2019 is proving to be a big year for women’s football. With the FIFA Women's World Cup around the corner, Athletic Club Femenino began the year by securing a record-breaking crowd of 48,121 for their Copa de la Reina match with Atlético Madrid. Further to this, Spanish coach Milagros Martínez made history by taking over a men’s football team in Japan.
Suzuka Unlimited, a club that has just won promotion to the fourth tier of Japanese football, has made Martínez the first woman to coach a men’s team in the Asian country. It is an opportunity that she is thrilled to receive.
Martínez has worked hard to earn this big break, dedicating the past 12 years of her life to the sport she loves. She played for Albacete’s women’s team for four years, before going on to coach their youth team and then their senior side. Under her management, the first team won promotion to the top tier of Spanish football in the 2013/14 campaign and she kept them in the top tier over the subsequent three seasons.

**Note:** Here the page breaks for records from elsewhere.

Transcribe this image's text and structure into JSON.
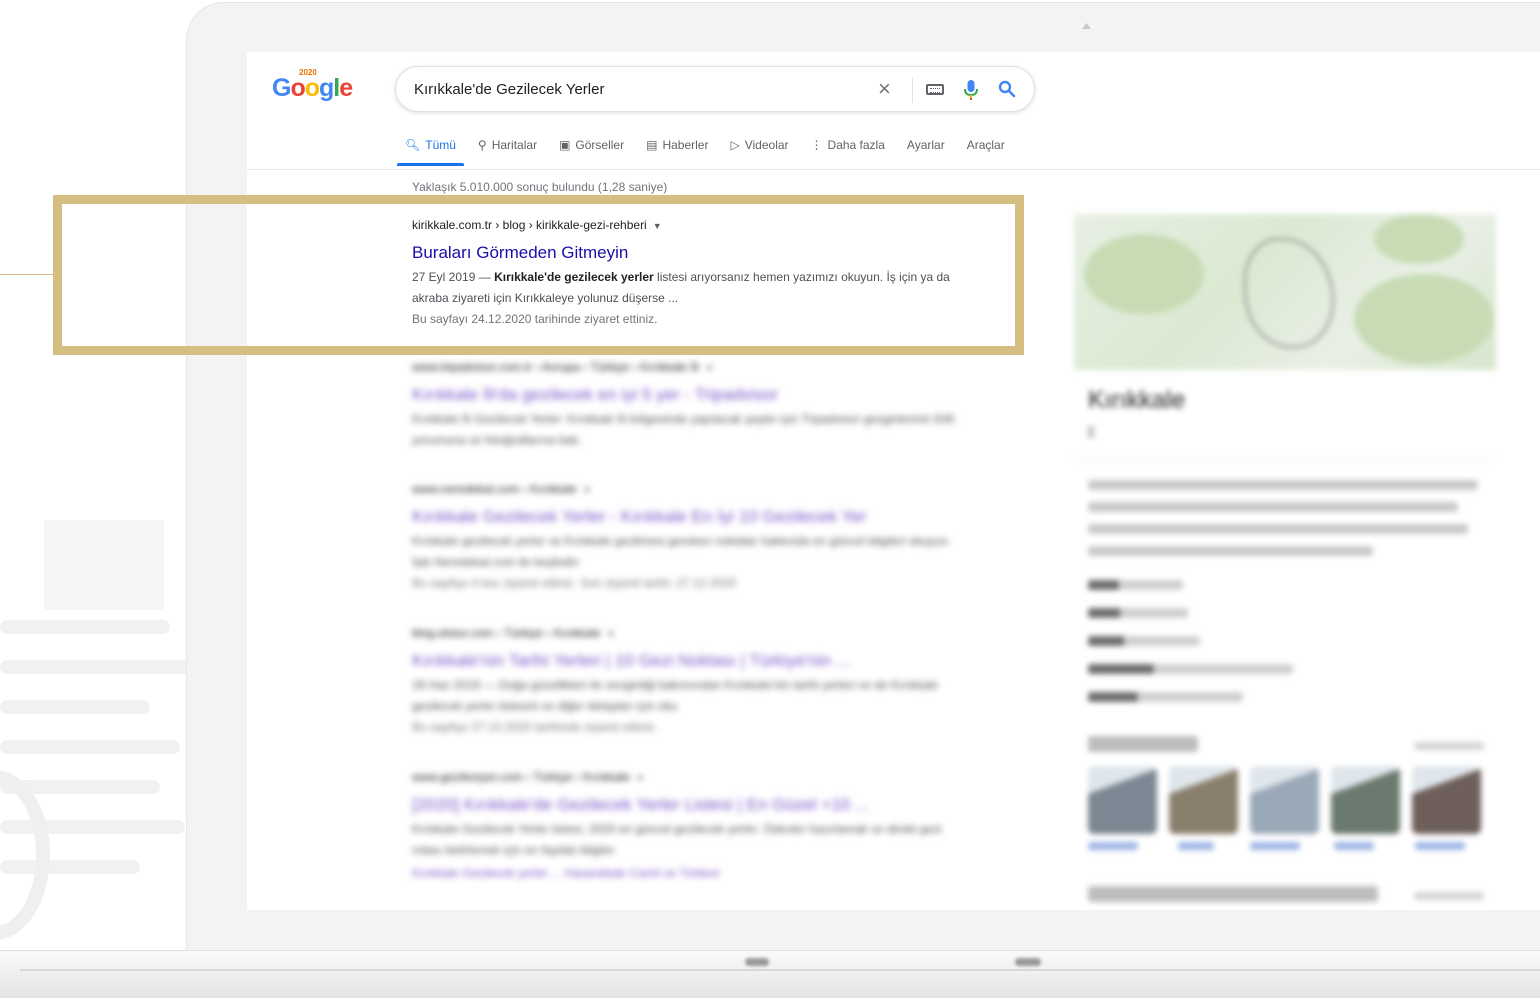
{
  "search": {
    "logo_letters": [
      {
        "char": "G",
        "color": "#4285f4"
      },
      {
        "char": "o",
        "color": "#ea4335"
      },
      {
        "char": "o",
        "color": "#fbbc05"
      },
      {
        "char": "g",
        "color": "#4285f4"
      },
      {
        "char": "l",
        "color": "#34a853"
      },
      {
        "char": "e",
        "color": "#ea4335"
      }
    ],
    "logo_badge": "2020",
    "query": "Kırıkkale'de Gezilecek Yerler",
    "clear_glyph": "×"
  },
  "tabs": [
    {
      "icon": "search-icon",
      "glyph": "🔍︎",
      "label": "Tümü",
      "active": true
    },
    {
      "icon": "map-pin-icon",
      "glyph": "⚲",
      "label": "Haritalar"
    },
    {
      "icon": "image-icon",
      "glyph": "▣",
      "label": "Görseller"
    },
    {
      "icon": "news-icon",
      "glyph": "▤",
      "label": "Haberler"
    },
    {
      "icon": "video-icon",
      "glyph": "▷",
      "label": "Videolar"
    },
    {
      "icon": "more-vert-icon",
      "glyph": "⋮",
      "label": "Daha fazla"
    },
    {
      "label": "Ayarlar"
    },
    {
      "label": "Araçlar"
    }
  ],
  "stats": "Yaklaşık 5.010.000 sonuç bulundu (1,28 saniye)",
  "results": [
    {
      "cite": "kirikkale.com.tr › blog › kirikkale-gezi-rehberi",
      "title": "Buraları Görmeden Gitmeyin",
      "snippet_pre": "27 Eyl 2019 — ",
      "snippet_bold": "Kırıkkale'de gezilecek yerler",
      "snippet_post": " listesi arıyorsanız hemen yazımızı okuyun. İş için ya da akraba ziyareti için Kırıkkaleye yolunuz düşerse ...",
      "visited": "Bu sayfayı 24.12.2020 tarihinde ziyaret ettiniz."
    },
    {
      "cite": "www.tripadvisor.com.tr › Avrupa › Türkiye › Kırıkkale İli",
      "title": "Kırıkkale İli'da gezilecek en iyi 5 yer - Tripadvisor",
      "snippet": "Kırıkkale İli Gezilecek Yerler: Kırıkkale İli bölgesinde yapılacak şeyler için Tripadvisor gezginlerinin 636 yorumuna ve fotoğraflarına bak."
    },
    {
      "cite": "www.neredekal.com › Kırıkkale",
      "title": "Kırıkkale Gezilecek Yerler - Kırıkkale En İyi 10 Gezilecek Yer",
      "snippet": "Kırıkkale gezilecek yerler ve Kırıkkale gezilmesi gereken noktalar hakkında en güncel bilgileri okuyun. İşte Neredekal.com ile keşfedin",
      "visited": "Bu sayfayı 4 kez ziyaret ettiniz. Son ziyaret tarihi: 27.12.2020"
    },
    {
      "cite": "blog.etstur.com › Türkiye › Kırıkkale",
      "title": "Kırıkkale'nin Tarihi Yerleri | 10 Gezi Noktası | Türkiye'nin ...",
      "snippet": "29 Haz 2019 — Doğa güzellikleri ile zenginliği bakımından Kırıkkale'nin tarihi yerleri ve de Kırıkkale gezilecek yerler listesini ve diğer detayları için oku",
      "visited": "Bu sayfayı 27.12.2020 tarihinde ziyaret ettiniz."
    },
    {
      "cite": "www.gezilesiyer.com › Türkiye › Kırıkkale",
      "title": "[2020] Kırıkkale'de Gezilecek Yerler Listesi | En Güzel +10 ...",
      "snippet": "Kırıkkale Gezilecek Yerler listesi, 2020 en güncel gezilecek yerler. Ödevler hazırlamak ve direkt gezi rotası belirlemek için en faydalı bilgiler",
      "links": "Kırıkkale Gezilecek yerler ... Hasandede Camii ve Türbesi"
    }
  ],
  "panel": {
    "title": "Kırıkkale",
    "thumb_colors": [
      "#7b8792",
      "#8a7f6c",
      "#9aa9b8",
      "#6b7a6e",
      "#6e5f5a"
    ]
  }
}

Having been open to the idea of moving abroad to try out a new experience, she spoke to Villarreal’s women’s football coordinator Yuriko Saeki and this led to talks with Suzuka Unlimited. “We started speaking and reached an agreement within a few days,” Martínez explained.
She doesn’t believe that coaching a men’s side will be significantly different from the work she did with the women of Albacete. “I think the preparation should be the same, especially in technical, tactical and psychological terms,” she said. “I believe players need to be convinced to play with feeling and the intent to have fun on the pitch.”
From her point of view, the biggest difficulty will be conveying her ideas, not the fact that she’ll need to win over a dressing room of men. “The challenge will come with getting everyone on board with my style of play,” she stated. “We’ll go step by step to produce the best performances possible. I’ve seen in the first few days that the football played here, at least in this division, is quite different from Spain.”
Of course, the language barrier will be another obstacle to overcome, but Martínez has had some help here. She is grateful for the work of her interpreter and also for former player Tomo Matsukawa, a Japanese midfielder at Albacete who helped her with some phrases for her press presentation, which was well received. Some supporters even went to meet her at the airport.
While the reception in Japan has been positive, the Spaniard doesn’t believe this would be possible yet in her home country. Commenting on the chances of a woman being given a similar opportunity on the Iberian Peninsula, she said: “Women are showing that they’re perfectly capable of taking charge of any side, whether it’s a women’s team, men’s team, national team, domestic team or foreign team, but I think it’d be difficult to see right now.”
There is no doubt, however, that progress is being made. Over the past three years, organisations such as LaLiga have created many initiatives to increase the profile of women’s football and improve access to the game, from digital platforms that allow players to tell their individual stories to hosting women’s matches in LaLiga stadiums.
Stories like that of Milagros Martínez will only help accelerate the growth of women’s football back home in Spain and around the world.